| TASK STATEMENT |
The records that follow are to be repeated exactly, with no pictures carried over.

| SUPPLIED INFORMATION |

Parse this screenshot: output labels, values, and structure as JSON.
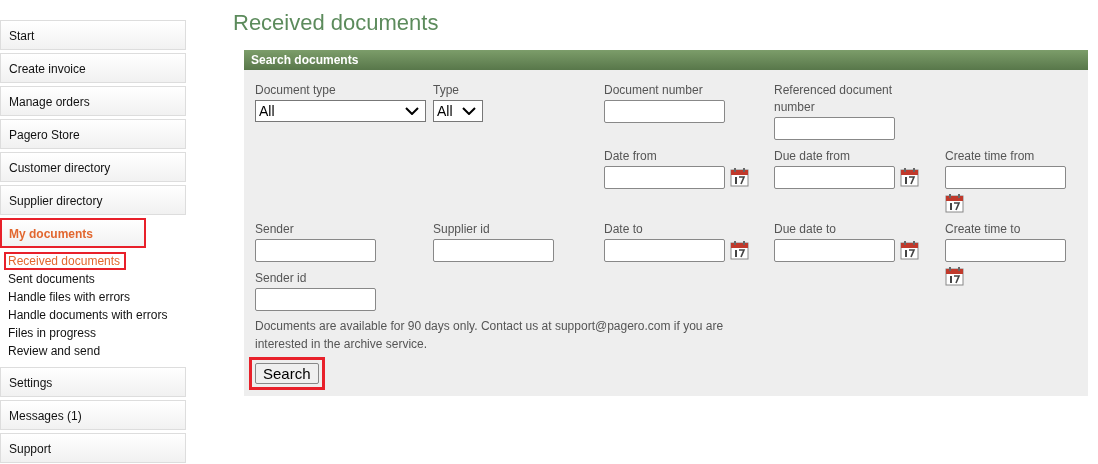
{
  "sidebar": {
    "items": [
      {
        "label": "Start",
        "selected": false,
        "highlighted": false
      },
      {
        "label": "Create invoice",
        "selected": false,
        "highlighted": false
      },
      {
        "label": "Manage orders",
        "selected": false,
        "highlighted": false
      },
      {
        "label": "Pagero Store",
        "selected": false,
        "highlighted": false
      },
      {
        "label": "Customer directory",
        "selected": false,
        "highlighted": false
      },
      {
        "label": "Supplier directory",
        "selected": false,
        "highlighted": false
      },
      {
        "label": "My documents",
        "selected": true,
        "highlighted": true,
        "children": [
          {
            "label": "Received documents",
            "selected": true,
            "highlighted": true
          },
          {
            "label": "Sent documents",
            "selected": false,
            "highlighted": false
          },
          {
            "label": "Handle files with errors",
            "selected": false,
            "highlighted": false
          },
          {
            "label": "Handle documents with errors",
            "selected": false,
            "highlighted": false
          },
          {
            "label": "Files in progress",
            "selected": false,
            "highlighted": false
          },
          {
            "label": "Review and send",
            "selected": false,
            "highlighted": false
          }
        ]
      },
      {
        "label": "Settings",
        "selected": false,
        "highlighted": false
      },
      {
        "label": "Messages (1)",
        "selected": false,
        "highlighted": false
      },
      {
        "label": "Support",
        "selected": false,
        "highlighted": false
      }
    ]
  },
  "page_title": "Received documents",
  "search_panel": {
    "title": "Search documents",
    "fields": [
      {
        "kind": "select",
        "label": "Document type",
        "value": "All"
      },
      {
        "kind": "select",
        "label": "Type",
        "value": "All"
      },
      {
        "kind": "text",
        "label": "Document number"
      },
      {
        "kind": "text",
        "label": "Referenced document number"
      },
      {
        "kind": "date",
        "label": "Date from"
      },
      {
        "kind": "date",
        "label": "Due date from"
      },
      {
        "kind": "date",
        "label": "Create time from"
      },
      {
        "kind": "text",
        "label": "Sender"
      },
      {
        "kind": "text",
        "label": "Supplier id"
      },
      {
        "kind": "date",
        "label": "Date to"
      },
      {
        "kind": "date",
        "label": "Due date to"
      },
      {
        "kind": "date",
        "label": "Create time to"
      },
      {
        "kind": "text",
        "label": "Sender id"
      }
    ],
    "note": "Documents are available for 90 days only. Contact us at support@pagero.com if you are interested in the archive service.",
    "search_button": {
      "label": "Search",
      "highlighted": true
    }
  }
}
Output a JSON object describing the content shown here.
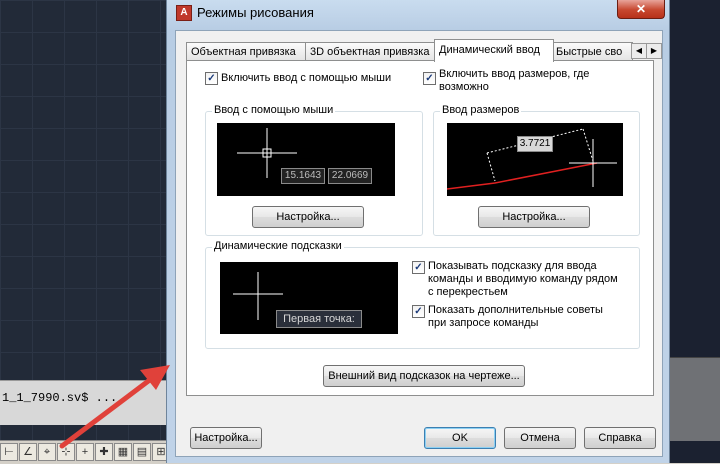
{
  "dialog": {
    "title": "Режимы рисования",
    "tabs": [
      {
        "label": "Объектная привязка",
        "active": false
      },
      {
        "label": "3D объектная привязка",
        "active": false
      },
      {
        "label": "Динамический ввод",
        "active": true
      },
      {
        "label": "Быстрые сво",
        "active": false
      }
    ],
    "tab_scroll_left": "◀",
    "tab_scroll_right": "▶",
    "close_label": "✕"
  },
  "dynamic_input": {
    "pointer_input_enabled_label": "Включить ввод с помощью мыши",
    "pointer_input_enabled": true,
    "dimension_input_enabled_label_line1": "Включить ввод размеров, где",
    "dimension_input_enabled_label_line2": "возможно",
    "dimension_input_enabled": true,
    "pointer_group_title": "Ввод с помощью мыши",
    "pointer_preview_values": [
      "15.1643",
      "22.0669"
    ],
    "pointer_settings_button": "Настройка...",
    "dimension_group_title": "Ввод размеров",
    "dimension_preview_value": "3.7721",
    "dimension_settings_button": "Настройка...",
    "prompts_group_title": "Динамические подсказки",
    "prompts_preview_text": "Первая точка:",
    "show_prompts_label_line1": "Показывать подсказку для ввода",
    "show_prompts_label_line2": "команды и вводимую команду рядом",
    "show_prompts_label_line3": "с перекрестьем",
    "show_prompts": true,
    "show_extra_tips_label_line1": "Показать дополнительные советы",
    "show_extra_tips_label_line2": "при запросе команды",
    "show_extra_tips": true,
    "appearance_button": "Внешний вид подсказок на чертеже..."
  },
  "footer": {
    "options_button": "Настройка...",
    "ok_button": "OK",
    "cancel_button": "Отмена",
    "help_button": "Справка"
  },
  "background": {
    "command_line_text": "1_1_7990.sv$ ...",
    "accent_arrow_color": "#e0413a"
  }
}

| THE ANSWER |
Parse this screenshot: output labels, values, and structure as JSON.
{
  "sidebar": {
    "items": [
      {
        "label": "Start",
        "selected": false,
        "highlighted": false
      },
      {
        "label": "Create invoice",
        "selected": false,
        "highlighted": false
      },
      {
        "label": "Manage orders",
        "selected": false,
        "highlighted": false
      },
      {
        "label": "Pagero Store",
        "selected": false,
        "highlighted": false
      },
      {
        "label": "Customer directory",
        "selected": false,
        "highlighted": false
      },
      {
        "label": "Supplier directory",
        "selected": false,
        "highlighted": false
      },
      {
        "label": "My documents",
        "selected": true,
        "highlighted": true,
        "children": [
          {
            "label": "Received documents",
            "selected": true,
            "highlighted": true
          },
          {
            "label": "Sent documents",
            "selected": false,
            "highlighted": false
          },
          {
            "label": "Handle files with errors",
            "selected": false,
            "highlighted": false
          },
          {
            "label": "Handle documents with errors",
            "selected": false,
            "highlighted": false
          },
          {
            "label": "Files in progress",
            "selected": false,
            "highlighted": false
          },
          {
            "label": "Review and send",
            "selected": false,
            "highlighted": false
          }
        ]
      },
      {
        "label": "Settings",
        "selected": false,
        "highlighted": false
      },
      {
        "label": "Messages (1)",
        "selected": false,
        "highlighted": false
      },
      {
        "label": "Support",
        "selected": false,
        "highlighted": false
      }
    ]
  },
  "page_title": "Received documents",
  "search_panel": {
    "title": "Search documents",
    "fields": [
      {
        "kind": "select",
        "label": "Document type",
        "value": "All"
      },
      {
        "kind": "select",
        "label": "Type",
        "value": "All"
      },
      {
        "kind": "text",
        "label": "Document number"
      },
      {
        "kind": "text",
        "label": "Referenced document number"
      },
      {
        "kind": "date",
        "label": "Date from"
      },
      {
        "kind": "date",
        "label": "Due date from"
      },
      {
        "kind": "date",
        "label": "Create time from"
      },
      {
        "kind": "text",
        "label": "Sender"
      },
      {
        "kind": "text",
        "label": "Supplier id"
      },
      {
        "kind": "date",
        "label": "Date to"
      },
      {
        "kind": "date",
        "label": "Due date to"
      },
      {
        "kind": "date",
        "label": "Create time to"
      },
      {
        "kind": "text",
        "label": "Sender id"
      }
    ],
    "note": "Documents are available for 90 days only. Contact us at support@pagero.com if you are interested in the archive service.",
    "search_button": {
      "label": "Search",
      "highlighted": true
    }
  }
}
Output a JSON object describing the content shown here.
{
  "dialog": {
    "title": "Режимы рисования",
    "tabs": [
      {
        "label": "Объектная привязка",
        "active": false
      },
      {
        "label": "3D объектная привязка",
        "active": false
      },
      {
        "label": "Динамический ввод",
        "active": true
      },
      {
        "label": "Быстрые сво",
        "active": false
      }
    ],
    "tab_scroll_left": "◀",
    "tab_scroll_right": "▶",
    "close_label": "✕"
  },
  "dynamic_input": {
    "pointer_input_enabled_label": "Включить ввод с помощью мыши",
    "pointer_input_enabled": true,
    "dimension_input_enabled_label_line1": "Включить ввод размеров, где",
    "dimension_input_enabled_label_line2": "возможно",
    "dimension_input_enabled": true,
    "pointer_group_title": "Ввод с помощью мыши",
    "pointer_preview_values": [
      "15.1643",
      "22.0669"
    ],
    "pointer_settings_button": "Настройка...",
    "dimension_group_title": "Ввод размеров",
    "dimension_preview_value": "3.7721",
    "dimension_settings_button": "Настройка...",
    "prompts_group_title": "Динамические подсказки",
    "prompts_preview_text": "Первая точка:",
    "show_prompts_label_line1": "Показывать подсказку для ввода",
    "show_prompts_label_line2": "команды и вводимую команду рядом",
    "show_prompts_label_line3": "с перекрестьем",
    "show_prompts": true,
    "show_extra_tips_label_line1": "Показать дополнительные советы",
    "show_extra_tips_label_line2": "при запросе команды",
    "show_extra_tips": true,
    "appearance_button": "Внешний вид подсказок на чертеже..."
  },
  "footer": {
    "options_button": "Настройка...",
    "ok_button": "OK",
    "cancel_button": "Отмена",
    "help_button": "Справка"
  },
  "background": {
    "command_line_text": "1_1_7990.sv$ ...",
    "accent_arrow_color": "#e0413a"
  }
}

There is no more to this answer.